According to the APA, the term “psychologist” may refer solely to those who have received a doctorate from an accredited university within the field of psychology. Individuals deigned as such are then encouraged to formulate theories that, once confirmed by scientific means, can then be applied to the varied facets of global communities, such as healthcare, education, or government.

The American Psychological Association, which boasts a membership of more than 154,000 individuals, features 54 divisions based either upon sub-disciplines of psychology, such as behavioral neuroscience, or current world issues, such as ethnic-minorities. These branches have independently run websites, publications, activities, and administration. A number of other organizations are also affiliated with the APA, including groups such as the American Psychological Foundation and The International Honor Society in Psychology.

Due to the APA’s many subdivisions, the organization established guidelines on uniform methods of research and the publication in order to properly foster the growth of psychology as a cohesive discipline. While in the field, practicing psychologists can navigate certain social dilemmas by referring to the APA’s ethical standards. These codes propose a manner in which research can be successfully accomplished whilst maintaining the principles of responsibility, integrity, goodwill, and justice towards both those being studied and the discipline itself.

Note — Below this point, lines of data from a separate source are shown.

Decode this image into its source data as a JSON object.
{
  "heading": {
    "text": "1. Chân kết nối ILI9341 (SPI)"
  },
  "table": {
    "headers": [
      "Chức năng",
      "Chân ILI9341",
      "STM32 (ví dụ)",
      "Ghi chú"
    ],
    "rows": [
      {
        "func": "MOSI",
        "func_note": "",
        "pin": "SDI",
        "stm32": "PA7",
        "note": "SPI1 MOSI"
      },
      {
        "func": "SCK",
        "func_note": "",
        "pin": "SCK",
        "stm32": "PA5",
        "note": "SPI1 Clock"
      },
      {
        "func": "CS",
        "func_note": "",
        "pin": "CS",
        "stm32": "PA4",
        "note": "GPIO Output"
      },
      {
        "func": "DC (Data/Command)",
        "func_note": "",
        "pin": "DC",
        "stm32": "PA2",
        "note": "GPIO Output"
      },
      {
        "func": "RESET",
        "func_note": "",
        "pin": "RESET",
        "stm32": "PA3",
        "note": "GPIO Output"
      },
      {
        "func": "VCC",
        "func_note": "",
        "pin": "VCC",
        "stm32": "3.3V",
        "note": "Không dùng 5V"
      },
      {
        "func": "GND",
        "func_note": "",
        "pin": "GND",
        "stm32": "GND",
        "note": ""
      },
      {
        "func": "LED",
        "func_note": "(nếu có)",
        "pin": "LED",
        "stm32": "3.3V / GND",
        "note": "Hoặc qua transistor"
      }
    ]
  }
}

The accumulated findings of such research are then published in a consistent format, known as APA style.  Utilized within most social science disciplines, this editorial style allows information to be presented clearly and consistently between various writing communities while promoting the organization’s ethical principles. Works are compiled honestly, with all intentions aimed at eliminating corrupt practices as plagiarism.

Methods such as these characterize Hall’s American Psychological Association as an exceptional institution for the advancement of psychological knowledge and practice. For over a century, members of this organization have sought to better understand the undeniable connection between mind and body in the hopes of improving the overall quality of life while upholding the given rights of each and every human being.